If you have worked continuously for an employer for at least two years and you're being made redundant, you have the legal right to redundancy pay. You’re also eligible if you have a fixed-term contract of two years or more that expires and is not renewed because of redundancy.

For anyone else, although you're not entitled to redundancy money, but you are eligible for notice period money and any holiday pay you’re owed.

Notice pay

For any reason other than gross misconduct, when you lose your job you are owed notice pay. Exactly how much notice you are owed will be covered in your employment contract, but it tends to be anywhere from 1 week to 6 weeks – longer for many management positions.

You will usually be required to work your full notice until it has been satisfied; however, in the case of redundancy, they may ask you to leave immediately. If this is the case, they will still owe you the full amount of pay to cover the notice period stated in your contract, regardless of whether you've worked it or not. This is called ‘Payment in lieu of notice’. This is often the preferred choice as you get full pay but don’t have to work, giving you plenty of time to search for a new job. This payment should be made direct to your bank account at an agreed time shortly after you leave.


Holiday pay

When you are made redundant, you are also entitled to any holiday pay you are owed for untaken holiday days. However, be wary - if you have taken MORE days than your entitlement your employer is within their legal rights to dock this from your final pay settlement.


Statutory Redundancy pay

This is redundancy pay that all employers HAVE to pay by law. You don’t have to claim redundancy pay from your employer – this should always be paid automatically to you in the same way your wages are.
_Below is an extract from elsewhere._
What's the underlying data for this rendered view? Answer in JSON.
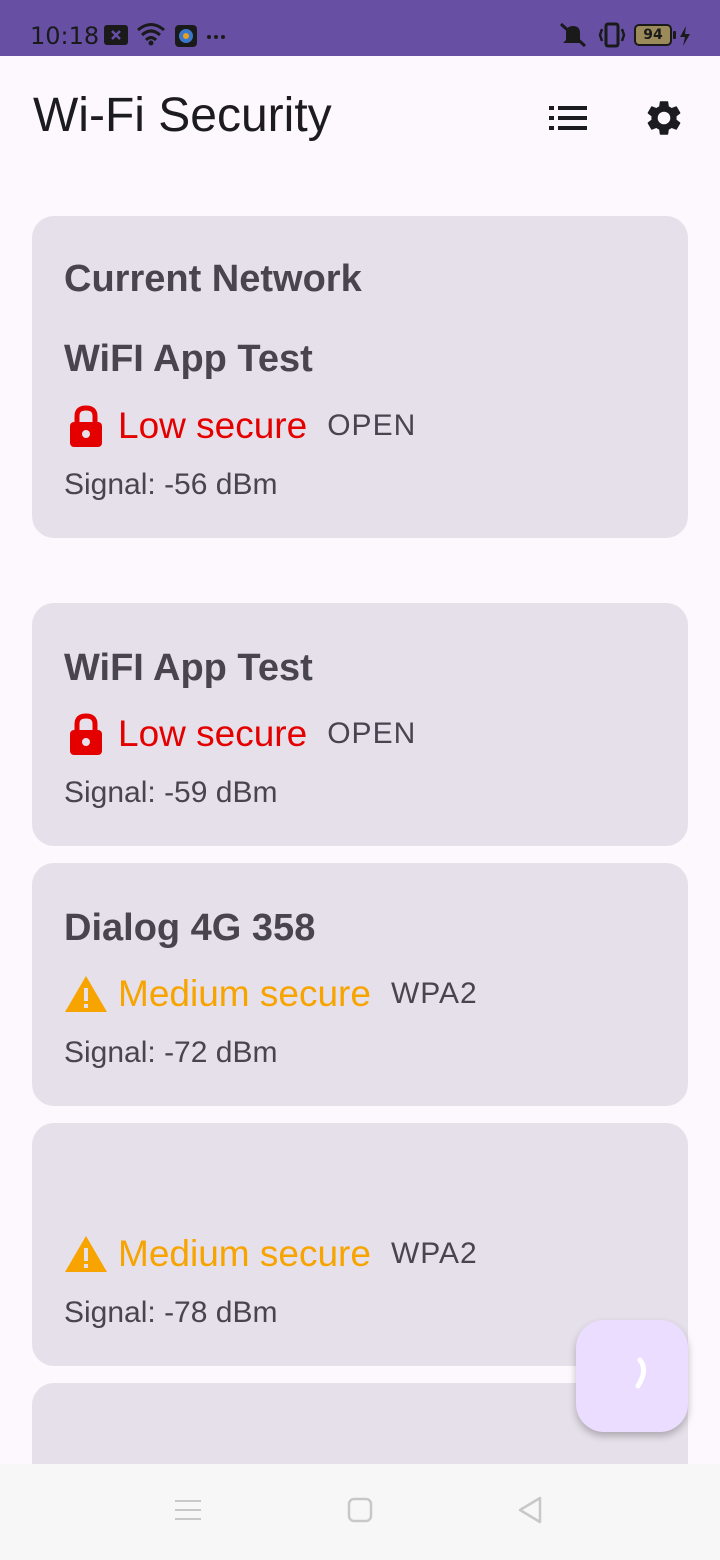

If, however, they don’t do this, put the request in writing. If they fail to comply you can take them to an Employment Tribunal. 

So, how much?

Exactly how much redundancy pay you’re owed depends on how long you have worked for your employer (minimum 2 years), how old you are and how much you earn a week. The redundancy pay limit is capped at £430.

What you’ll get:

  • Half a week’s pay for each full year of service where your age was under 22
  • 1 week’s pay for each full year of service where your age was 22 or above, but under 41
  • 1.5 week’s pay for each full year of service where your age was 41 or above.

The maximum number of years that can be taken into account is 20 years.


Contractual redundancy pay

This is extra redundancy pay and not everyone is entitled to it. If you receive this, you should still receive the full statutory redundancy pay as well.

This extra payment can only be enforced if it’s stated in your employment contract. Some companies offer extra pay as part of their benefits package and you could earn a lot more than the government minimum.


Know the law

If your employer hasn't followed the strict legal processes required by law for redundancies then you may be able to claim extra money for unfair dismissal. Know your rights!

Redundancy law - are you affected?

Unfair dismissal guide


Related articles:

How to survive redundancy

Surviving redundancy

A team of experts shows you how to deal with redundancy and use the experience to your advantage.

Get more redundancy advice

Do you know your rights?

 Redundancy law

Our simple guide explains your legal rights and what you're entitled to after you've been made redundant.

Life after redundancy

 Redundancy pay

Need some help adjusting to redundancy? We show you how to take control of your life again

Beat the redundancy blues

 Browse jobs

Don't let redundancy beat you. Upload your CV today and browse the latest jobs that match your skills.